You may have wondered, while watching a Streetfilm or reading a post on Streetsblog, where we got the term "livable streets." The answer can be found in the work of Donald Appleyard, a scholar who studied the neighborhood environment and the ways planning and design can make life better for city residents. In 1981, Appleyard published "Livable Streets" based on his research into how people experience streets with different traffic volumes.

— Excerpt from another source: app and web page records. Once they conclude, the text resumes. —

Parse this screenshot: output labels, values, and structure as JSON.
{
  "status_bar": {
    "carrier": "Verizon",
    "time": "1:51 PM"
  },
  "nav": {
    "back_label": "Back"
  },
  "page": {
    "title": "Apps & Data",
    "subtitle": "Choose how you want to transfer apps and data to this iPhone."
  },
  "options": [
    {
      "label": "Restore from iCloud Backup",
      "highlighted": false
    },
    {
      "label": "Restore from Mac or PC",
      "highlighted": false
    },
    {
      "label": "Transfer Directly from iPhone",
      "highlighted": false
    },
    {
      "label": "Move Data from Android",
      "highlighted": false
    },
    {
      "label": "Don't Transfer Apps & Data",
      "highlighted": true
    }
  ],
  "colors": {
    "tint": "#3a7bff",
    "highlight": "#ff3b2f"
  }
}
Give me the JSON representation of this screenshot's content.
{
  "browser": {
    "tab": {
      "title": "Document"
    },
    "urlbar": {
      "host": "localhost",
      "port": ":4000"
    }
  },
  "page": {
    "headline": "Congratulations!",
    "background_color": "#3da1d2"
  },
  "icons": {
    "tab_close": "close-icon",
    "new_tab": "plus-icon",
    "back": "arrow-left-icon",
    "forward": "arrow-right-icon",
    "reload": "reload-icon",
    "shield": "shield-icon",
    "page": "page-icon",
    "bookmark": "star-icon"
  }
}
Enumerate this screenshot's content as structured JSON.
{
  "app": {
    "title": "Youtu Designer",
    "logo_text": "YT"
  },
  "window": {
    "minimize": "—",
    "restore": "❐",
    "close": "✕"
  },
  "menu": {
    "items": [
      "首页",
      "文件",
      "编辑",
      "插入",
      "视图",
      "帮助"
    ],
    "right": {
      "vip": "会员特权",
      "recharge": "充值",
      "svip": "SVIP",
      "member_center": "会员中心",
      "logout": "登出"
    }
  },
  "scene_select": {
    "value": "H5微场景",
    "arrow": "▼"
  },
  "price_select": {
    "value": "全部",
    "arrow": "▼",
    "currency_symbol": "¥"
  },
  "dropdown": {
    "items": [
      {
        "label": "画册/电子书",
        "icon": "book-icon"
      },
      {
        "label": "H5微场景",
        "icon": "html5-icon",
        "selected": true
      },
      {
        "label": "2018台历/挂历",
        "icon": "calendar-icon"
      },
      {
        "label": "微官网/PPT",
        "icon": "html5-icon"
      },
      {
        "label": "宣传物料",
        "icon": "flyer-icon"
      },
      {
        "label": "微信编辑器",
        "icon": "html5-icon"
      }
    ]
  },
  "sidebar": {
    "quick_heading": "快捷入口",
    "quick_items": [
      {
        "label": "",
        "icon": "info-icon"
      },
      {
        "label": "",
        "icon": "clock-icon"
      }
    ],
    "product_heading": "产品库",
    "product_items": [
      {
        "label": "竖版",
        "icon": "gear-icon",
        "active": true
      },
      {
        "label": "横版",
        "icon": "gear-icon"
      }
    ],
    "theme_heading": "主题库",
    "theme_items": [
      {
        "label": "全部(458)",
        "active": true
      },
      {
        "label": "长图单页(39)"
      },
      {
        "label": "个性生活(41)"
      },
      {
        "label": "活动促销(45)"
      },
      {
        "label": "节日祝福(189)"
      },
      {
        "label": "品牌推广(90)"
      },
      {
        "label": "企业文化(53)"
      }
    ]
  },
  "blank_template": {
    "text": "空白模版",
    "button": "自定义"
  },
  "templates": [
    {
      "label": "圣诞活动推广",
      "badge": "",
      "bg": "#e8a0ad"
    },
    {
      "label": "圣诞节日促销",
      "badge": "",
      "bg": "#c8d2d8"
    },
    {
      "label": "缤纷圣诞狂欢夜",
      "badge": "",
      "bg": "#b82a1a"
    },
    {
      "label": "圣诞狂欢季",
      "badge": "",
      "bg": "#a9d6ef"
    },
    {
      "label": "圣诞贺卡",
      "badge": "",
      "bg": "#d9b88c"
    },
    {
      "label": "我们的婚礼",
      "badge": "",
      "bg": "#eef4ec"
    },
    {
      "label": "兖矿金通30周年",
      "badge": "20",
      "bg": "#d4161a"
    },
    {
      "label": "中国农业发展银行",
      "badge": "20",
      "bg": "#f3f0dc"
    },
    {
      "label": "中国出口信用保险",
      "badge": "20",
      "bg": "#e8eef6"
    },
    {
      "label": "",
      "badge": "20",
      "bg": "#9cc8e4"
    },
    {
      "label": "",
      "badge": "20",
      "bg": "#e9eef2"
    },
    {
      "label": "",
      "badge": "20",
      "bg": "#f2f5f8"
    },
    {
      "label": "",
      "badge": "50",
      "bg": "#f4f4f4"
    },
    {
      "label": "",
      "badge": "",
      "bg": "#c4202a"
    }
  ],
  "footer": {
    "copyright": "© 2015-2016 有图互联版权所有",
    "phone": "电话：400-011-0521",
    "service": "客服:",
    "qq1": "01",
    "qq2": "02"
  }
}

Donald Appleyard was a professor of Urban Design at the University of California, Berkeley. During his career he pursued a strong interest in the livability of cities and neighborhoods, particularly upon streets. In particular, he studied the social effects of traffic and neighborhood layout, and devised sensitive tools for the analysis of peoples' environmental perceptions. In a groundbreaking study [streetfilms.org] conducted in 1969, Donald Appleyard provided the first emperical evidence of the impact of traffic on neighborhood streets. In particular, he investigated 3 different streets in San Francisco that were chosen to be as identical as possible in every dimension except for one - the amount of traffic on each street. The study was able to show that just the mere presence of cars, with their implied aspects of danger, noise and pollution, crushes the quality of life in neighborhoods.